Of course, I had already decided on one or two things from the menu, as is my M.O. Appetizer would have to be the soupe a l'oignon gratinee, one of my favorite uber-involved soups of all time (that's French onion soup, bee-tee-dubs). It came out in an immense crock, overflowing with molten swiss and gruyere cheeses smothering a few thick croutons. It was flavorful but not overpowering, filled with onions and even more cheese, and I had a hard time choking down the entire thing. The CHEESE, my god, all the cheese! A tad overkill for French cuisine if you ask me. It was almost like I had asked McDonald's to supersize it for me. Phew.
I could not decide what I wanted for my main entree; it was a toss-up between the short ribs (Travers de Boeuf puree de Pomme de Terre au Fromage) at $24 a plate, or the beef medallions with asparagus and shrimp risotto (Medallion de boeuf servi avec un risotto aux asperges et crevettes) for $22. I asked my server, and she convinced me to go fir the short ribs, at it is a more authentic French dish and not a more typical plate. I agreedto her upsell (I don't hate, I would have done the same thing), and I waited for my short ribs.
This was my first experience with short ribs. Every time I have tried to order them from a menu before, they were all out for the night, or something else like lamb or rabbit would entice me more than the shorties. So when my dish came out in a bowl, I was taken aback. Not in a bad way, I just expected, well, ribs. On a plate. With potato puree and some roasted veggies on a side, and some sauce poured over the meat. Not so with those slick little Frenchies. It was like a stew, with potato on the bottom, and a hunk of bone-in short ribs plopped in the middle of it all, and then surrounded by pearl onions, button mushrooms (gross, I actually ate one thinking it was an onion), and chunks of carrots that swam in this awesomely rich, dark wine sauce that I would have drank through a straw if I was having Secret Shame Night at home.
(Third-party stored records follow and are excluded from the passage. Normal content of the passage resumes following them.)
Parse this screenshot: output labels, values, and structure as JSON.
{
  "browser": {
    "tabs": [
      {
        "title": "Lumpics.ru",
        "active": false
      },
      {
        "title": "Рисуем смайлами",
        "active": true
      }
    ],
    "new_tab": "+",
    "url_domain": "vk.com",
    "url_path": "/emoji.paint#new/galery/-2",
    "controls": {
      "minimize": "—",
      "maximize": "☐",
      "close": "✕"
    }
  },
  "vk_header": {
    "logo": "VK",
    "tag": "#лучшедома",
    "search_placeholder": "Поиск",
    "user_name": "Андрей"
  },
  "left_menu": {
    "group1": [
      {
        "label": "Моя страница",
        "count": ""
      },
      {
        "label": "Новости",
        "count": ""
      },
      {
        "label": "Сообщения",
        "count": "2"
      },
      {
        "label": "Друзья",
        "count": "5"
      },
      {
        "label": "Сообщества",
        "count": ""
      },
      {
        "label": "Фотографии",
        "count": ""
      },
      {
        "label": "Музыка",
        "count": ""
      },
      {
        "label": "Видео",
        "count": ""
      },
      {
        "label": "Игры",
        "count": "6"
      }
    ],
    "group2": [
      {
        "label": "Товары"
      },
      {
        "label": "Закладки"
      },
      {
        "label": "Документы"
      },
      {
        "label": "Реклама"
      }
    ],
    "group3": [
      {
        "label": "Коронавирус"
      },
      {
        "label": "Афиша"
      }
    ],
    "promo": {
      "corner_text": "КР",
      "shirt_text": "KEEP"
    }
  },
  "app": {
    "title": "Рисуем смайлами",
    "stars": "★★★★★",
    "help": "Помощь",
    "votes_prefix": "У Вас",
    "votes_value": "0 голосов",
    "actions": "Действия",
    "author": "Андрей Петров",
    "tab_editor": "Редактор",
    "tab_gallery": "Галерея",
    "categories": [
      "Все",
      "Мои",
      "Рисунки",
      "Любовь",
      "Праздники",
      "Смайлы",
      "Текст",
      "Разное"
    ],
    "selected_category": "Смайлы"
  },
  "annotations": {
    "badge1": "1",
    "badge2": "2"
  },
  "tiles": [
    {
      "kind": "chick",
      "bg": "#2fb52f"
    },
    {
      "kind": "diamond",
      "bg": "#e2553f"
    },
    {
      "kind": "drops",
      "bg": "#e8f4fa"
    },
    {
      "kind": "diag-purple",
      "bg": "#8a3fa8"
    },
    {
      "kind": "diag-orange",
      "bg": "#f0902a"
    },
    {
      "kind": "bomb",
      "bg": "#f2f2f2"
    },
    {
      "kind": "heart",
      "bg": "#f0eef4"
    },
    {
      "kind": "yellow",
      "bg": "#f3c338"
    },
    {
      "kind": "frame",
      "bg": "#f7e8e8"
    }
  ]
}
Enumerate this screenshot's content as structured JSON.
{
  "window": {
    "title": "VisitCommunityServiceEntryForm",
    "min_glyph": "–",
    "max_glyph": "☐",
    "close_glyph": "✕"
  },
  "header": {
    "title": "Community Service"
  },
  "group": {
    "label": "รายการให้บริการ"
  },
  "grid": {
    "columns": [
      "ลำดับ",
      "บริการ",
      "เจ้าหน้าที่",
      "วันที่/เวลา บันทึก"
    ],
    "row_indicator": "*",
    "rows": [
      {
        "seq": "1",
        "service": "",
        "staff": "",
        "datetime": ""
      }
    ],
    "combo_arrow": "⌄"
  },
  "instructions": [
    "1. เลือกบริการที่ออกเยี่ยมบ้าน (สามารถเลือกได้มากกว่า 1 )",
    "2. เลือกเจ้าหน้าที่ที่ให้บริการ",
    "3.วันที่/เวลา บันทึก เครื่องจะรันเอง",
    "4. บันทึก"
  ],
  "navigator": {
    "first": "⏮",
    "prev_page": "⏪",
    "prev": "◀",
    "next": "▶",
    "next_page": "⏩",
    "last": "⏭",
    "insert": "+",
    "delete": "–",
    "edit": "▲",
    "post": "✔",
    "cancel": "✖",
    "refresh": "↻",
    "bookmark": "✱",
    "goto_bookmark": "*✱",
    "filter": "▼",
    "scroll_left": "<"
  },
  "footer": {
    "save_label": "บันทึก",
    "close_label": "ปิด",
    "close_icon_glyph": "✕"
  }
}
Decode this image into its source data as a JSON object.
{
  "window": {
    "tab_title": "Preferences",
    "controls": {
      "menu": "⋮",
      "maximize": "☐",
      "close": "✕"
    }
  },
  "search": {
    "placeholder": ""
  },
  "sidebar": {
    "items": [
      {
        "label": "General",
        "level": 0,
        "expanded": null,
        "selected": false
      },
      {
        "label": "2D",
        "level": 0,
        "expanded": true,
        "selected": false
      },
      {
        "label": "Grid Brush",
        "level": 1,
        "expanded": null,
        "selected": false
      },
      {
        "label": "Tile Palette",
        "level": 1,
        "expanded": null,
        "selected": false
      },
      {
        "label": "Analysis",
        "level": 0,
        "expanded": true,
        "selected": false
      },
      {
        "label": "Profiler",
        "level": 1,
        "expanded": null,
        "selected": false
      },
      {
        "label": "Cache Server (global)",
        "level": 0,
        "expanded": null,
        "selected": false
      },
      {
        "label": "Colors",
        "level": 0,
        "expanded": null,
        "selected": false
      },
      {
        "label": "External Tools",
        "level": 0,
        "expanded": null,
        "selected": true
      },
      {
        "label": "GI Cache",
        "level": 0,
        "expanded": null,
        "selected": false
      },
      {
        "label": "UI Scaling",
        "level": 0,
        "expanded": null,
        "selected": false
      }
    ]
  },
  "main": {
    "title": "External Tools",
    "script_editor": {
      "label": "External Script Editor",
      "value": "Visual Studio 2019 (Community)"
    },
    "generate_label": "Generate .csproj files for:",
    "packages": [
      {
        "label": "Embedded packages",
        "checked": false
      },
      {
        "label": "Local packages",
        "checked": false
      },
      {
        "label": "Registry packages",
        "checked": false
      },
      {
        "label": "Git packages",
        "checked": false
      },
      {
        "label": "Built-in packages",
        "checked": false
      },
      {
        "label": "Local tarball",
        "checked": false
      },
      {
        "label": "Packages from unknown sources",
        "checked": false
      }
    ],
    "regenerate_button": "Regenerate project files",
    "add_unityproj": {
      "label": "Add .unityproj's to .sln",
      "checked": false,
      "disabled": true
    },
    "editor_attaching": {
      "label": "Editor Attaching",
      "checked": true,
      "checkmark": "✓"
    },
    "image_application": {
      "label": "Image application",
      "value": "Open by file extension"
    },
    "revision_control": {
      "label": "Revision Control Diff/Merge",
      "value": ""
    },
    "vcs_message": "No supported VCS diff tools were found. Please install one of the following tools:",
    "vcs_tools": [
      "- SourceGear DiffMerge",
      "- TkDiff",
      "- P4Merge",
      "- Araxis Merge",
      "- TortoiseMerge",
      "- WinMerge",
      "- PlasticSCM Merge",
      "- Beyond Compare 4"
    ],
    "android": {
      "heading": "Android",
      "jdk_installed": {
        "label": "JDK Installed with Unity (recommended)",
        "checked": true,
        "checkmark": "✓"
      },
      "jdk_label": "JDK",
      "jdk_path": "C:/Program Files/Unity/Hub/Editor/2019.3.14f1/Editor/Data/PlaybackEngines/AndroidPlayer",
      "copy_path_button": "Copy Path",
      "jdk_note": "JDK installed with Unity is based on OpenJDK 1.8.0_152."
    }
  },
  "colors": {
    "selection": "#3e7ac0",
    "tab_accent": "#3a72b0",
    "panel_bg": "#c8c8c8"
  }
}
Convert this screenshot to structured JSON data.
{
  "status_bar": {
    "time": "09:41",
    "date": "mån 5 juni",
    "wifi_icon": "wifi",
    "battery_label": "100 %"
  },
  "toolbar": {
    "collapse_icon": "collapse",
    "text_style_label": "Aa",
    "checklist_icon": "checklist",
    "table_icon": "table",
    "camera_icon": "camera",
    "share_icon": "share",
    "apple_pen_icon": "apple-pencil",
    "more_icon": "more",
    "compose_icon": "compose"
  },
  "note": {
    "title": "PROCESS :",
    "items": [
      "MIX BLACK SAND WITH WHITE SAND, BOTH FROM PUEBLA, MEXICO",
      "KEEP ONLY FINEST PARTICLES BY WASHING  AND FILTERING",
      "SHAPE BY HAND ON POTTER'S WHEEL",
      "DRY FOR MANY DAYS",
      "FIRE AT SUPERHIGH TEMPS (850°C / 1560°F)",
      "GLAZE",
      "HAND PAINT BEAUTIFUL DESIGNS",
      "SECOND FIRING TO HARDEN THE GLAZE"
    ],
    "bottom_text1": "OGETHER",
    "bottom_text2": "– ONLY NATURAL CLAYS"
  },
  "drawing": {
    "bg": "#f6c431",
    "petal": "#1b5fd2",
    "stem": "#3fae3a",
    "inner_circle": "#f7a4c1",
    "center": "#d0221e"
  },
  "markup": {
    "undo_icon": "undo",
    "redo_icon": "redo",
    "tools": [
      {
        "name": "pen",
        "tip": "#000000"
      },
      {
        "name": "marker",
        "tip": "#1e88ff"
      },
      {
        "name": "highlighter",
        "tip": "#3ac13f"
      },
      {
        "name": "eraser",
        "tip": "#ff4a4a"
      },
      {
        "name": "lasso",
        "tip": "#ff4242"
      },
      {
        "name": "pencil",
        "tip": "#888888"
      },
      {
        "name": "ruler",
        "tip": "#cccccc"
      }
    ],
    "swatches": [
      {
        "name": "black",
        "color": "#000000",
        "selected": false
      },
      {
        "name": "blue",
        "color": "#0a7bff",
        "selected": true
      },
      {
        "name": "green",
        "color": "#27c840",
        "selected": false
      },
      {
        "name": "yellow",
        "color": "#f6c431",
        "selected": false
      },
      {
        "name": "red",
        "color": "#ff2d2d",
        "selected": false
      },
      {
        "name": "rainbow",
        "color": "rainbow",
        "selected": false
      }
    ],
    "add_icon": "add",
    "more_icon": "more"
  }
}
After the soup experience I went through just 10 minute earlier, I had a hard time getting through this dish, and when I asked if I could take it home, I was greeted with a smile, a nod, and not one hint of French pretension. Love love love. She packaged it up for me, asked if I would like coffee or dessert (I'm pretty sure I actually guffawed at this poor girl. Literally snorted a laugh at her, as I said I would just take the check, thanks). The whole thing ran me $40 with a fat tip as I had mentioned earlier. I would have tried to recruit this chick for my own restaurant if I had one. Her service was perfect.
I stuck around and tried to digest the lumps of cheese and meat I had engorged on as I read my book.
I guess the fact that I don't really eat French food often may have something to do with my surprise at its presentation. I always assumed it was lighter than what I got, but there must be some sect of their cuisine that takes after American's sentiment to eat until they're full, then eat some more. Either way, the food was great, I had enough left over for a great little dinner, the service was absolutely fantastic, and although it was pretty expensive, I knew what I was getting myself into, and it was proportional to what I walked away with. Bostro la Bonne, you get 3.5 NOMS!
|NOM! NOM! NOM! N!|